Cal/OSHA Stresses Heat Concern As Federal Officials Beat Drum Of ‘Water, Rest, Shade’

California’ state OSHA program is making a renewed push for heat illness prevention as temperatures are projected to soar in the southern region of the state, coming as OSHA simultaneously doubles down on its perennial campaign to inform employers and workers of measures to prevent heat exhaustion and stroke.

Federal OSHA held an annual press call with meteorological and other journalists urging them to include toughly worded advisories on the risks specifically to workers as they report on intense heat conditions. Media outlets are being strongly encouraged to share safety information for workplaces along with similar reports on protecting children and pets.

“Our safety message is three words — three simple words — ‘Water, Rest, Shade,'” OSHA chief David Michaels told reporters. “It can mean the difference between life and death.”

OSHA has a dedicated heat illness web page and is stressing the availability for download of its updated heat illness prevention app, which has been evolving for several years as OSHA increasingly studies how to help employers and workers monitor the heat. The app, called OSHA Heat Safety Tool, provided for Android and iPhone, allows workers and supervisors to calculate the heat index for their work site, and, based on the heat index, displays a risk level to outdoor workers.

Then, users can get reminders about the protective measures that should be taken at that risk level to protect workers from heat-related illness-reminders about drinking enough fluids, scheduling rest breaks, planning for and knowing what to do in an emergency, adjusting work operations, gradually building up the workload for new workers, training on heat illness signs and symptoms, and monitoring each other for signs and symptoms of heat-related illness.

“Working in full sunlight can increase heat index values by 15 degrees Fahrenheit,” OSHA says. “Keep this in mind and plan additional precautions for working in these conditions.”

Michaels noted that the country this year is already experiencing extreme heat events and that summer has not even officially started. OSHA has sponsored its nationwide awareness campaign in last five years, working with other entities including the National Oceanic and Atmospheric Administration and National Weather Service.

OSHA has been petitioned before to consider an emergency temporary standard when heat waves are pending and likely to put many workers at risk, with the last such campaign by Public Citizen several years ago, but Michaels indicated in the press call that the issue does not lend itself to the statute providing such authority.

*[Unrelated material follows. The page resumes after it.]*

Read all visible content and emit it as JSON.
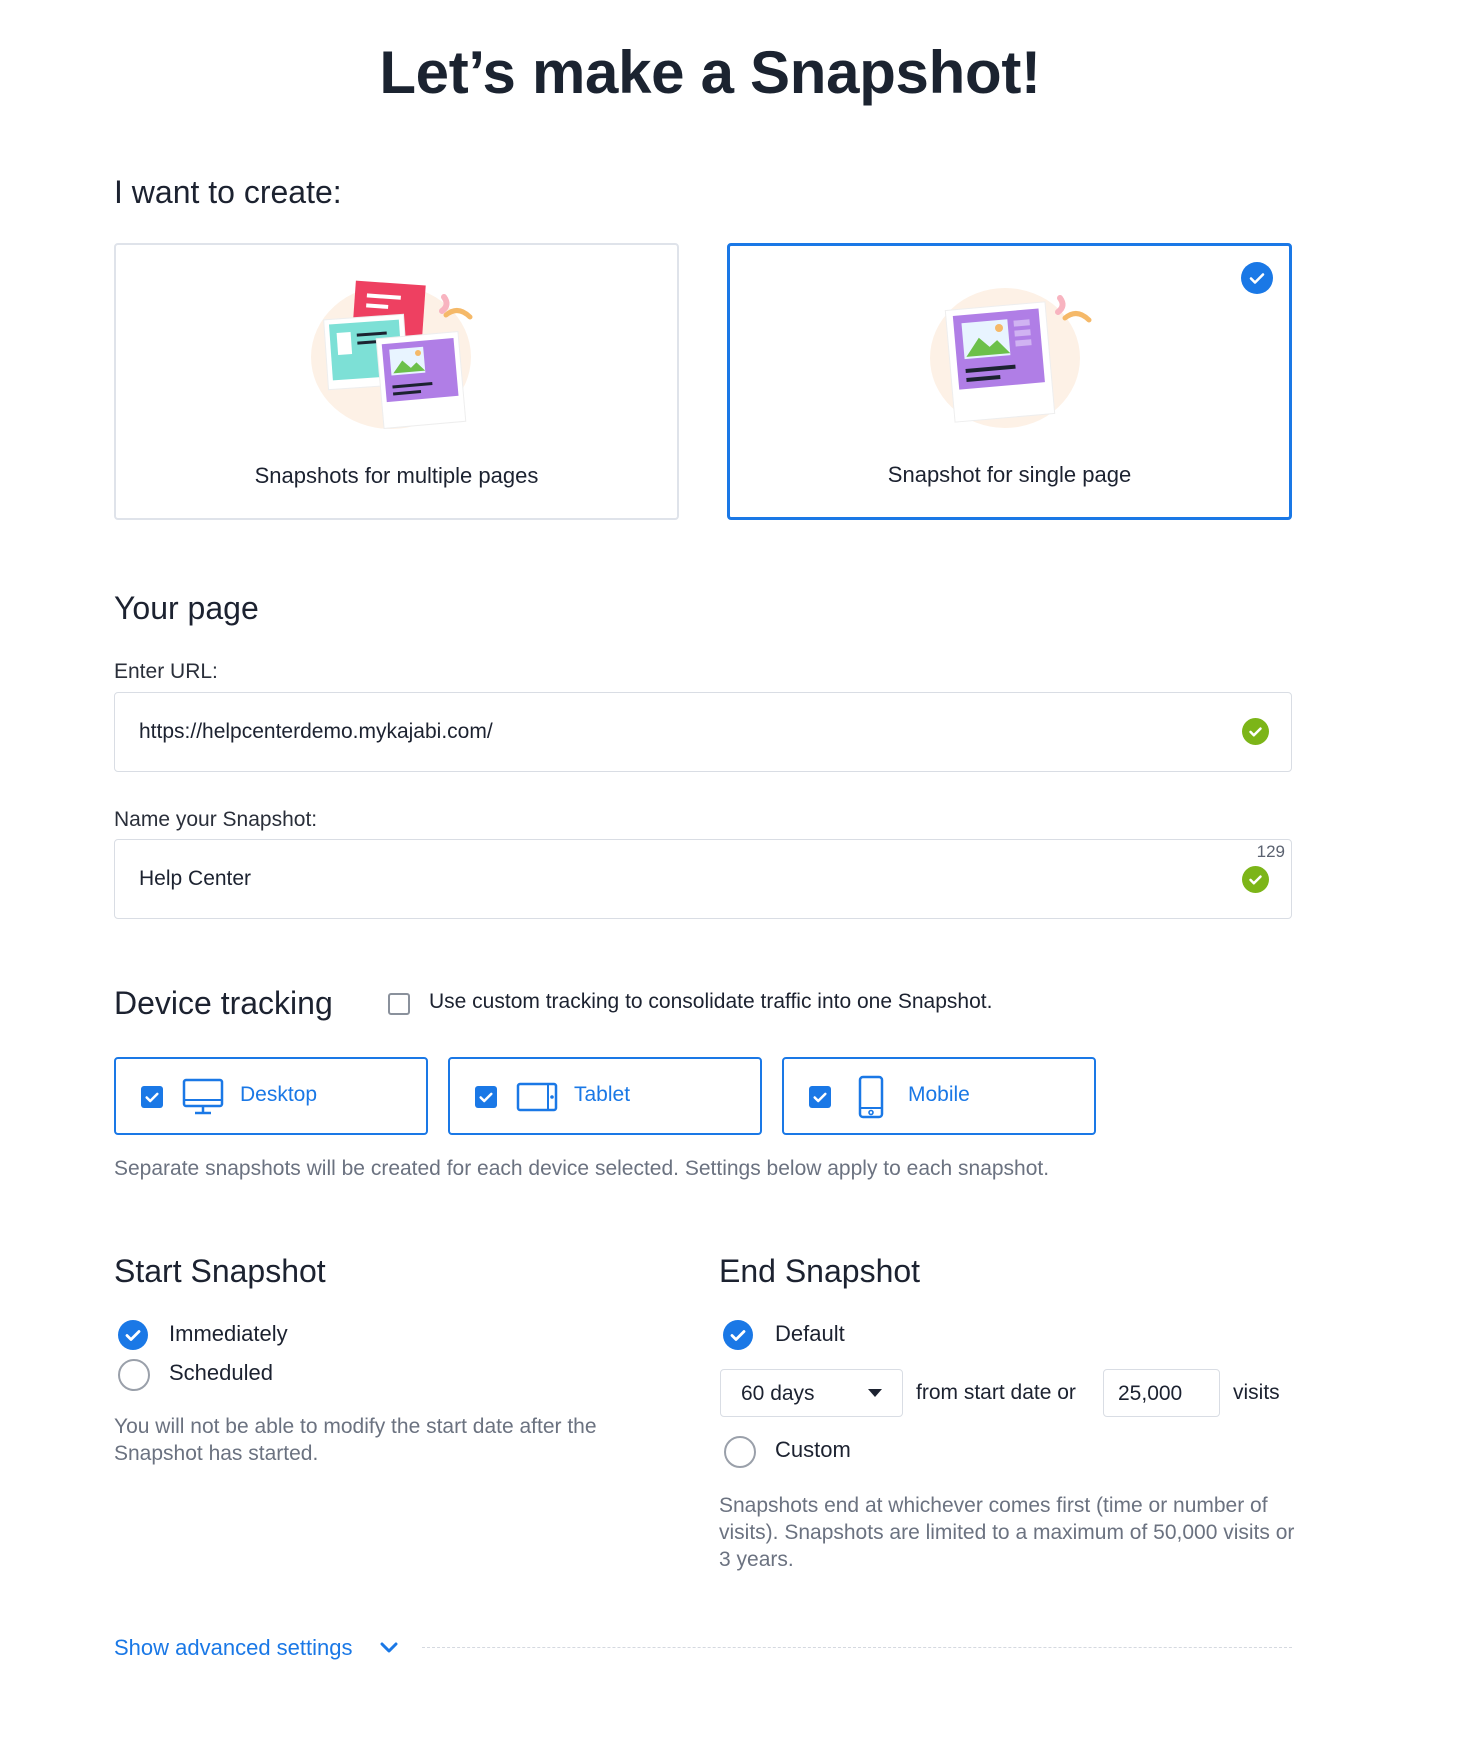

Most of the general duty citations that have been issued by the agency as a result of heat issues at a work site have centered on employers not having plans in place, Michaels said, and “they have not taken any precautions at all” despite OSHA warning about the need for effective strategies.

A key consideration for prevention heat exhaustion and the far more dangerous condition of heat stroke, which can be fatal, is acclimatization for workers to the heat. The risk can happen to anyone, even seasoned workers who have been away from the heat for a week or more.

Cal/OSHA made a high priority of the issue just as the feds ramped up their campaign, with important timeliness considering that through next Monday, temperatures are expected to be 15 to 25 degrees above normal in southern California. The National Weather Service forecasts excessive hot and dry weather patterns in Imperial, Riverside and San Diego counties in particular, and northern California should be prepared for high heat as well, the state program said Tuesday (June 16).

California’s heat illness prevention rule, originally established in 2005, was amended effective May 1 to clarify requirements related to the provision of water rest and shade protections for all outdoor workers, which are detailed in Cal/OSHA guidance on the new requirements. — Christopher Cole (ccole@iwpews.com)